The Life Cycle of Mayflies
Mayflies develop as nymphs in freshwater. Some need calm, still water such as ponds whereas others need the running waters so, therefore, streams and rivers. Their habitat consists of stones, or on plants in the water, feeding off algae and other micro-organisms. These slender nine legged creatures have three tales on the tip of their abdomen acting as gills.
When nymphs are fully grown (depending on the species this could take months or even years) the dorsal surface of the nymph splits open and the pre-adult mayfly emerges. As this is synchronised with the species, hundreds and in some instances thousands of these individuals appear at once.
The pre-adult mayfly then waits for its wings to fully expand and dry off before it flies off to find nearby vegetation. Here, it once again malts and then becomes a winged adult.
When resting the mayflies two sets of wings are held upright above the body, giving them their alternate name ‘up winged flies’. The male adults congregate and fly upwards in a narrow column of air and then drifting back down again. This attracts the females and then they mate. Later, the female mayflies return to the water and lay their eggs and so the cycle continues.
There are many different types of flies and mayflies are just one of them, but there are many more
Blue Iris Landscapes hope that you have enjoyed this article about Mayflies and that it has given you some insight into their life cycle.
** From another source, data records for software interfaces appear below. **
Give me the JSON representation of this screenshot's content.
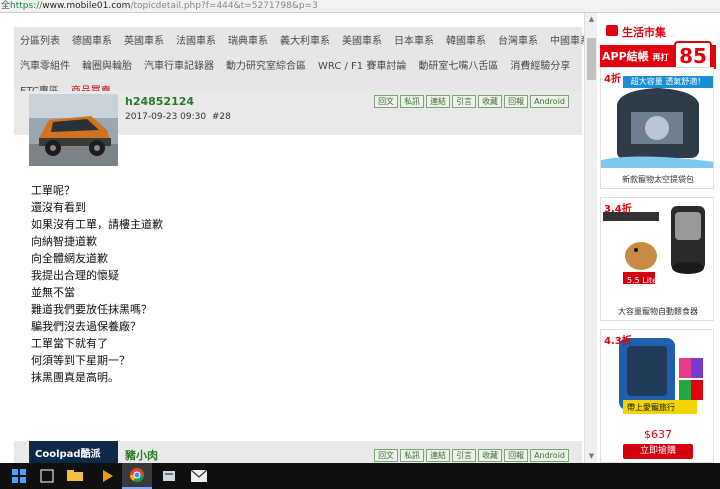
{
  "browser": {
    "left_glyph": "全",
    "url_scheme": "https://",
    "url_host": "www.mobile01.com",
    "url_path": "/topicdetail.php?f=444&t=5271798&p=3"
  },
  "nav": {
    "row1": [
      "分區列表",
      "德國車系",
      "英國車系",
      "法國車系",
      "瑞典車系",
      "義大利車系",
      "美國車系",
      "日本車系",
      "韓國車系",
      "台灣車系",
      "中國車系"
    ],
    "row2": [
      "汽車零組件",
      "輪圈與輪胎",
      "汽車行車記錄器",
      "動力研究室綜合區",
      "WRC / F1 賽車討論",
      "動研室七嘴八舌區",
      "消費經驗分享"
    ],
    "row3": [
      "ETC專區",
      "商品買賣"
    ]
  },
  "post1": {
    "username": "h24852124",
    "time": "2017-09-23 09:30",
    "floor": "#28",
    "actions": [
      "回文",
      "私訊",
      "連結",
      "引言",
      "收藏",
      "回報",
      "Android"
    ],
    "lines": [
      "工單呢？",
      "還沒有看到",
      "如果沒有工單，請樓主道歉",
      "向納智捷道歉",
      "向全體網友道歉",
      "我提出合理的懷疑",
      "並無不當",
      "難道我們要放任抹黑嗎？",
      "騙我們沒去過保養廠？",
      "工單當下就有了",
      "何須等到下星期一？",
      "抹黑團真是高明。"
    ]
  },
  "post2": {
    "username": "豬小肉",
    "actions": [
      "回文",
      "私訊",
      "連結",
      "引言",
      "收藏",
      "回報",
      "Android"
    ],
    "avatar_text": "Coolpad酷派"
  },
  "ads": {
    "banner_brand": "生活市集",
    "banner_app": "APP結帳",
    "banner_extra": "再打",
    "banner_big": "85",
    "banner_unit": "折",
    "items": [
      {
        "discount": "4折",
        "caption": "新款寵物太空提袋包",
        "overlay": "超大容量 透氣舒適！"
      },
      {
        "discount": "3.4折",
        "caption": "大容量寵物自動餵食器",
        "overlay": "5.5 Liter"
      },
      {
        "discount": "4.3折",
        "caption": "",
        "overlay": "帶上愛寵旅行",
        "price": "$637",
        "button": "立即搶購"
      }
    ]
  },
  "colors": {
    "accent_red": "#e2000f",
    "username_green": "#2a7a2a",
    "nav_bg": "#e6e6e6",
    "taskbar": "#101010"
  },
  "taskbar_icons": [
    "windows-start-icon",
    "search-icon",
    "task-view-icon",
    "file-explorer-icon",
    "store-icon",
    "media-player-icon",
    "chrome-icon",
    "files-icon",
    "photos-icon",
    "mail-icon"
  ]
}
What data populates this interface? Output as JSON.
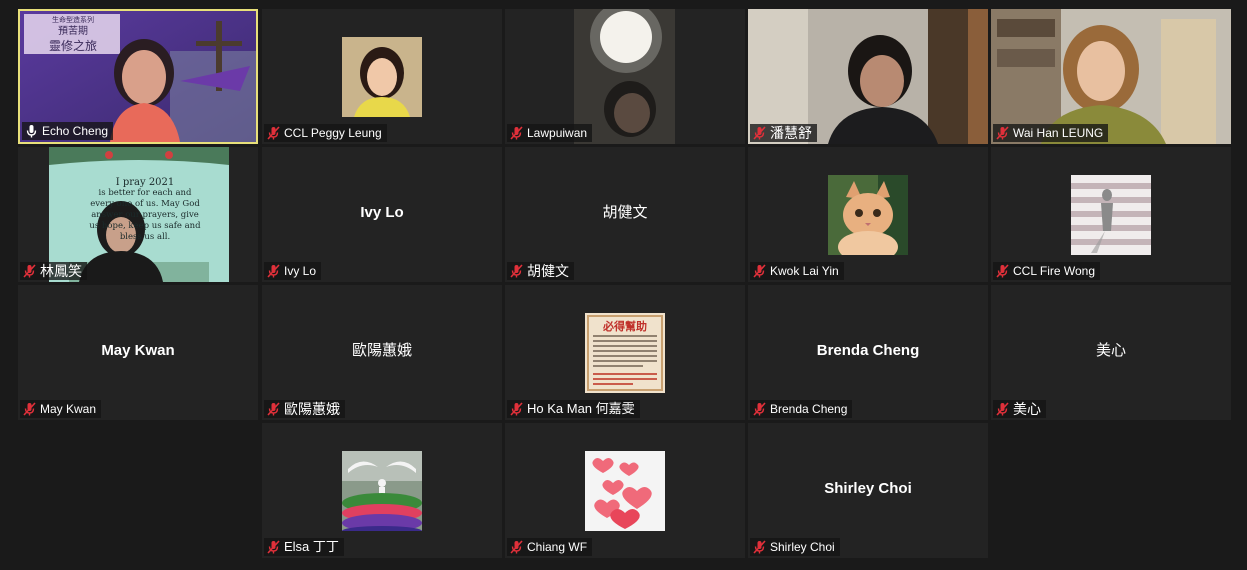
{
  "meeting": {
    "participants": [
      {
        "name": "Echo Cheng",
        "muted": false,
        "active_speaker": true,
        "thumb_text": [
          "生命型造系列",
          "預苦期",
          "靈修之旅"
        ]
      },
      {
        "name": "CCL Peggy Leung",
        "muted": true
      },
      {
        "name": "Lawpuiwan",
        "muted": true
      },
      {
        "name": "潘慧舒",
        "muted": true
      },
      {
        "name": "Wai Han LEUNG",
        "muted": true
      },
      {
        "name": "林鳳笑",
        "muted": true,
        "thumb_text": [
          "I pray 2021",
          "is better for each and",
          "every one of us. May God",
          "answer our prayers, give",
          "us hope, keep us safe and",
          "bless us all."
        ]
      },
      {
        "name": "Ivy Lo",
        "display": "Ivy Lo",
        "muted": true
      },
      {
        "name": "胡健文",
        "display": "胡健文",
        "muted": true
      },
      {
        "name": "Kwok Lai Yin",
        "muted": true
      },
      {
        "name": "CCL Fire Wong",
        "muted": true
      },
      {
        "name": "May Kwan",
        "display": "May Kwan",
        "muted": true
      },
      {
        "name": "歐陽蕙娥",
        "display": "歐陽蕙娥",
        "muted": true
      },
      {
        "name": "Ho Ka Man 何嘉雯",
        "muted": true,
        "thumb_text": [
          "必得幫助"
        ]
      },
      {
        "name": "Brenda Cheng",
        "display": "Brenda Cheng",
        "muted": true
      },
      {
        "name": "美心",
        "display": "美心",
        "muted": true
      },
      {
        "name": "Elsa 丁丁",
        "muted": true
      },
      {
        "name": "Chiang WF",
        "muted": true
      },
      {
        "name": "Shirley Choi",
        "display": "Shirley Choi",
        "muted": true
      }
    ]
  },
  "colors": {
    "active_border": "#e8e07a",
    "muted_icon": "#e0303a",
    "tile_bg": "#232323",
    "page_bg": "#1a1a1a"
  }
}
If you would like more information on other insects or if you have any general gardening questions then please contact us.